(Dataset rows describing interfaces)

- - -

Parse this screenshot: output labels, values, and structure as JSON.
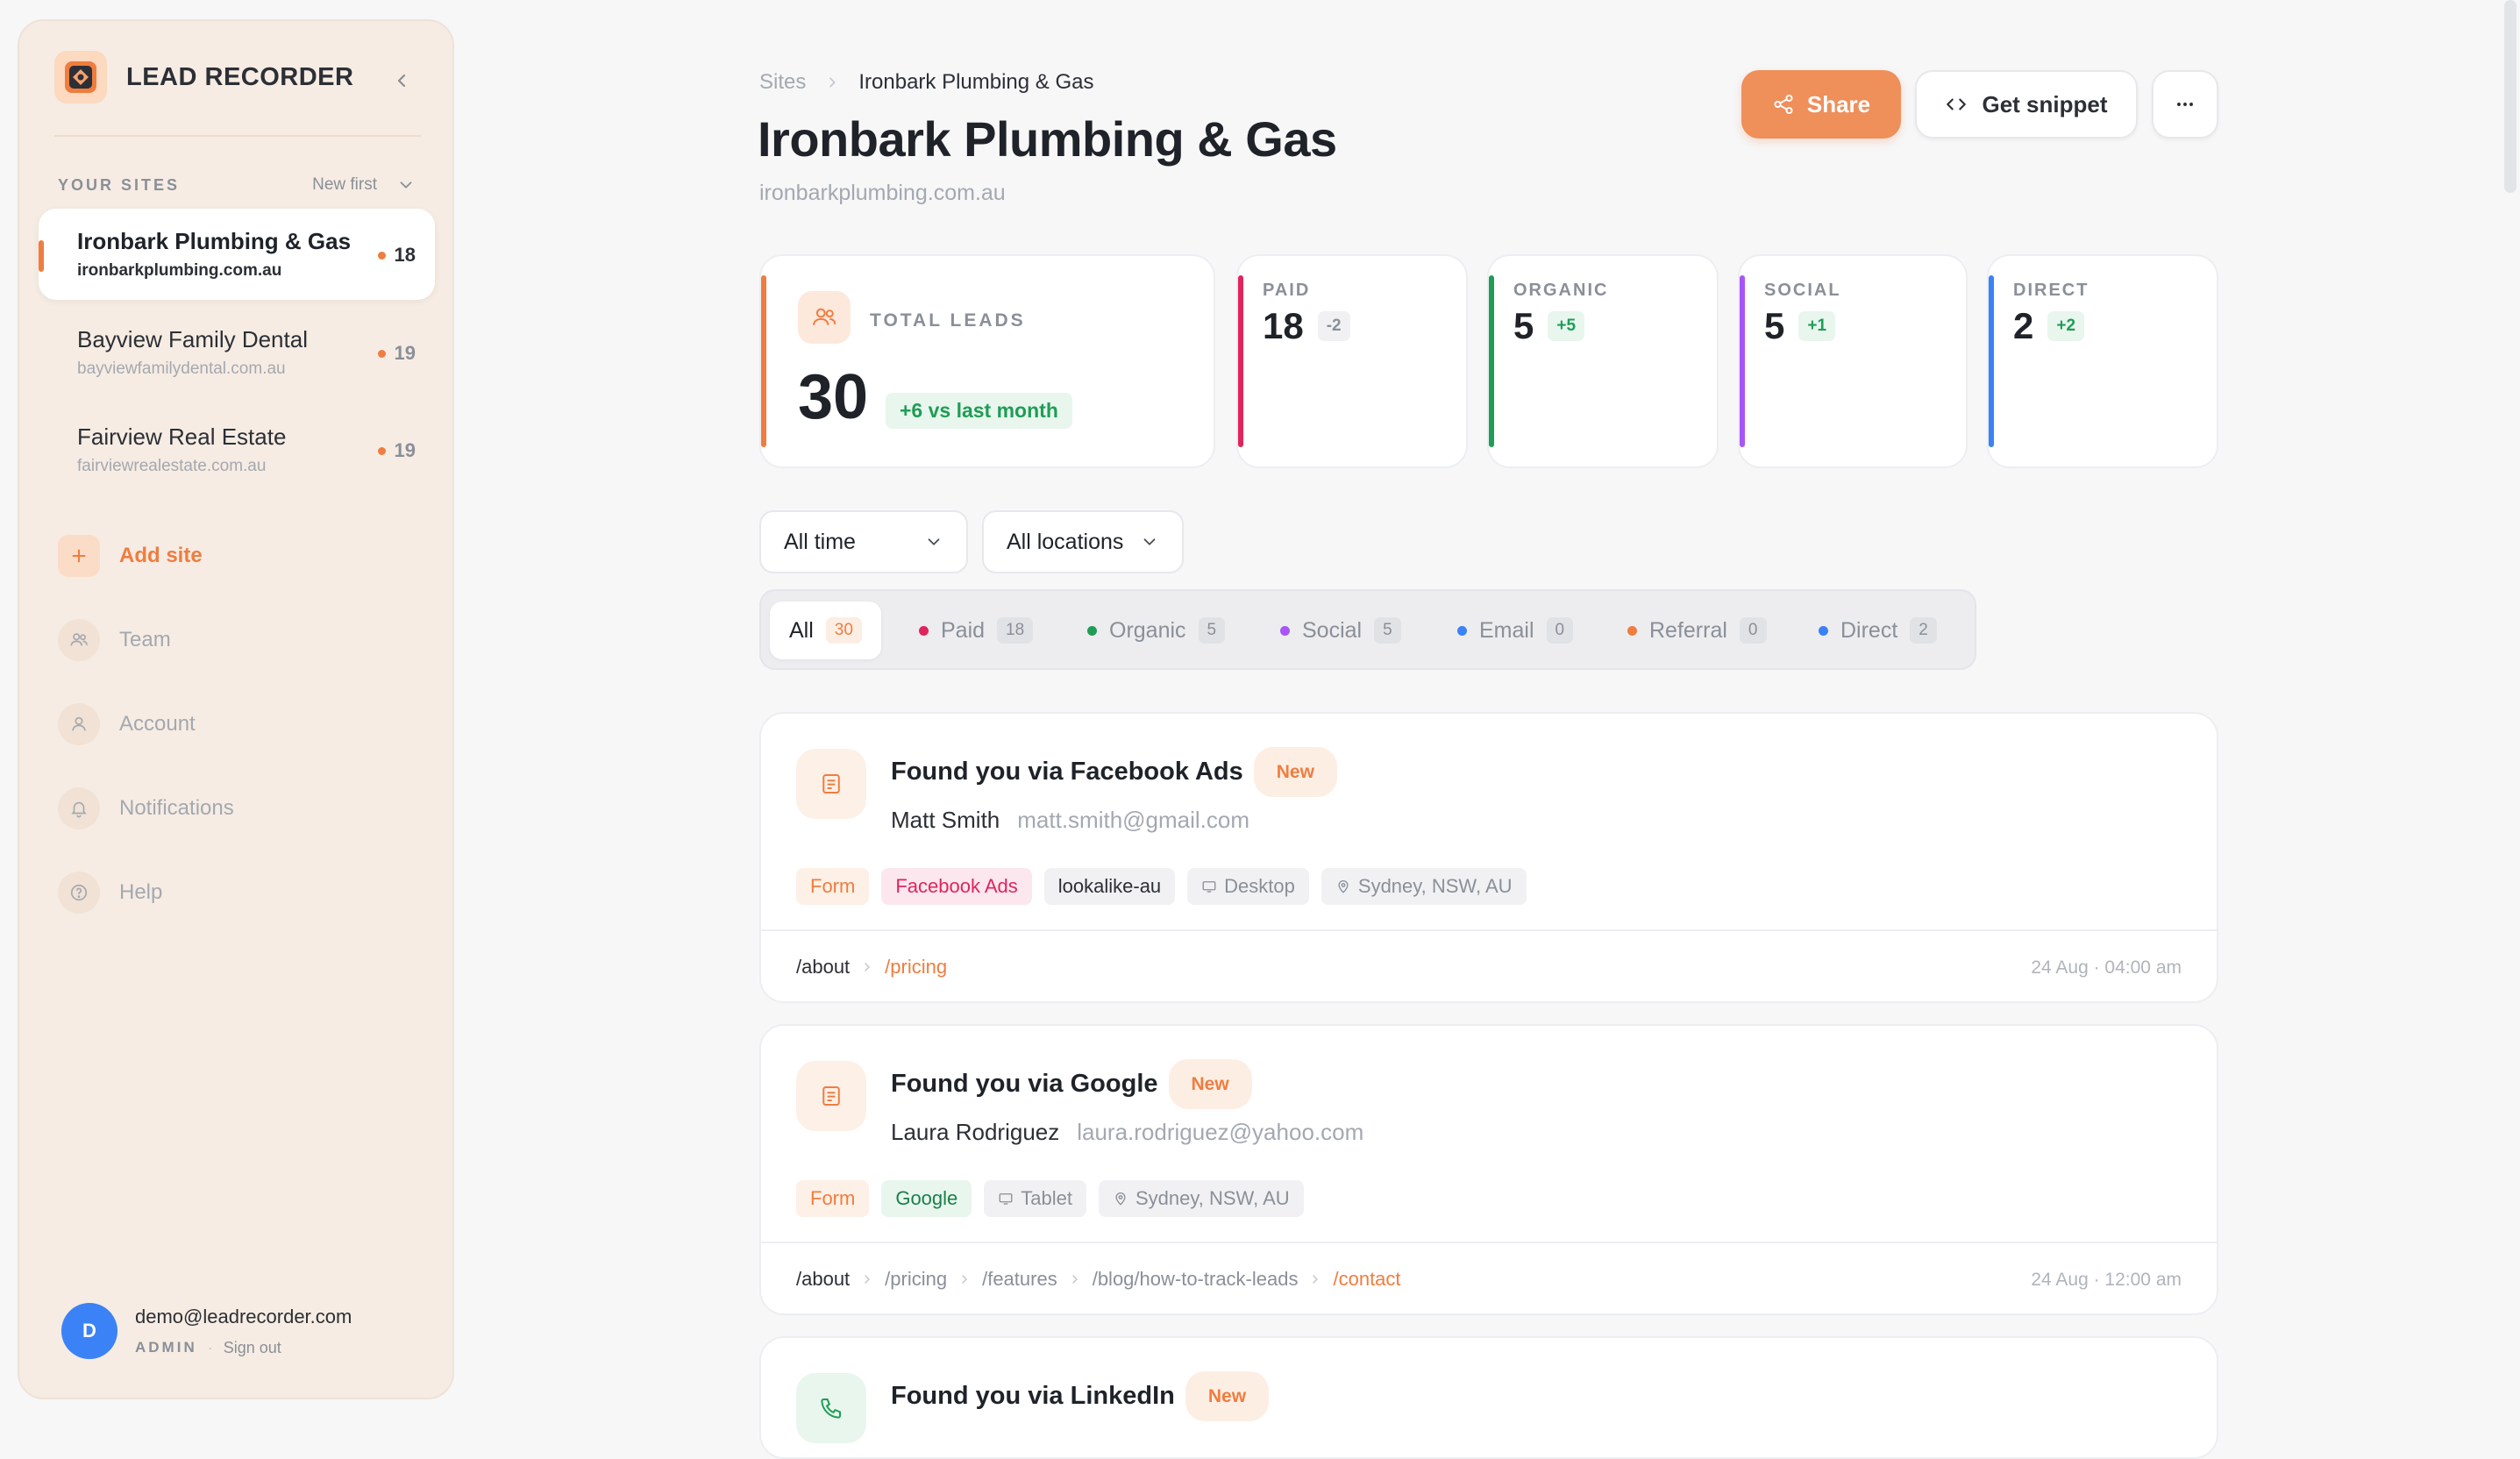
{
  "sidebar": {
    "brand": "LEAD RECORDER",
    "your_sites_label": "YOUR SITES",
    "sort_label": "New first",
    "sites": [
      {
        "name": "Ironbark Plumbing & Gas",
        "domain": "ironbarkplumbing.com.au",
        "count": "18",
        "active": true
      },
      {
        "name": "Bayview Family Dental",
        "domain": "bayviewfamilydental.com.au",
        "count": "19",
        "active": false
      },
      {
        "name": "Fairview Real Estate",
        "domain": "fairviewrealestate.com.au",
        "count": "19",
        "active": false
      }
    ],
    "add_site": "Add site",
    "nav": [
      {
        "label": "Team",
        "icon": "users-icon"
      },
      {
        "label": "Account",
        "icon": "user-icon"
      },
      {
        "label": "Notifications",
        "icon": "bell-icon"
      },
      {
        "label": "Help",
        "icon": "help-icon"
      }
    ],
    "user": {
      "initial": "D",
      "email": "demo@leadrecorder.com",
      "role": "ADMIN",
      "sign_out": "Sign out"
    }
  },
  "header": {
    "breadcrumb_root": "Sites",
    "breadcrumb_current": "Ironbark Plumbing & Gas",
    "title": "Ironbark Plumbing & Gas",
    "domain": "ironbarkplumbing.com.au",
    "share_label": "Share",
    "snippet_label": "Get snippet"
  },
  "stats": {
    "total": {
      "label": "TOTAL LEADS",
      "value": "30",
      "delta": "+6 vs last month",
      "color": "#ef7d3f"
    },
    "categories": [
      {
        "label": "PAID",
        "value": "18",
        "delta": "-2",
        "color": "#e0245e",
        "delta_bg": "#f1f1f3",
        "delta_fg": "#8a8f98"
      },
      {
        "label": "ORGANIC",
        "value": "5",
        "delta": "+5",
        "color": "#1f9d55",
        "delta_bg": "#e8f6ee",
        "delta_fg": "#1f9d55"
      },
      {
        "label": "SOCIAL",
        "value": "5",
        "delta": "+1",
        "color": "#a855f7",
        "delta_bg": "#e8f6ee",
        "delta_fg": "#1f9d55"
      },
      {
        "label": "DIRECT",
        "value": "2",
        "delta": "+2",
        "color": "#3b82f6",
        "delta_bg": "#e8f6ee",
        "delta_fg": "#1f9d55"
      }
    ]
  },
  "filters": {
    "time": "All time",
    "location": "All locations"
  },
  "tabs": [
    {
      "label": "All",
      "count": "30",
      "color": ""
    },
    {
      "label": "Paid",
      "count": "18",
      "color": "#e0245e"
    },
    {
      "label": "Organic",
      "count": "5",
      "color": "#1f9d55"
    },
    {
      "label": "Social",
      "count": "5",
      "color": "#a855f7"
    },
    {
      "label": "Email",
      "count": "0",
      "color": "#3b82f6"
    },
    {
      "label": "Referral",
      "count": "0",
      "color": "#ef7d3f"
    },
    {
      "label": "Direct",
      "count": "2",
      "color": "#3b82f6"
    }
  ],
  "leads": [
    {
      "title": "Found you via Facebook Ads",
      "badge": "New",
      "name": "Matt Smith",
      "email": "matt.smith@gmail.com",
      "type": "Form",
      "source": "Facebook Ads",
      "campaign": "lookalike-au",
      "device": "Desktop",
      "location": "Sydney, NSW, AU",
      "path": [
        "/about",
        "/pricing"
      ],
      "time": "24 Aug · 04:00 am"
    },
    {
      "title": "Found you via Google",
      "badge": "New",
      "name": "Laura Rodriguez",
      "email": "laura.rodriguez@yahoo.com",
      "type": "Form",
      "source": "Google",
      "device": "Tablet",
      "location": "Sydney, NSW, AU",
      "path": [
        "/about",
        "/pricing",
        "/features",
        "/blog/how-to-track-leads",
        "/contact"
      ],
      "time": "24 Aug · 12:00 am"
    },
    {
      "title": "Found you via LinkedIn",
      "badge": "New"
    }
  ]
}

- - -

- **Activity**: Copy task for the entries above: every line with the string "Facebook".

- **Response to this exercise**:
      "title": "Found you via Facebook Ads",
      "source": "Facebook Ads",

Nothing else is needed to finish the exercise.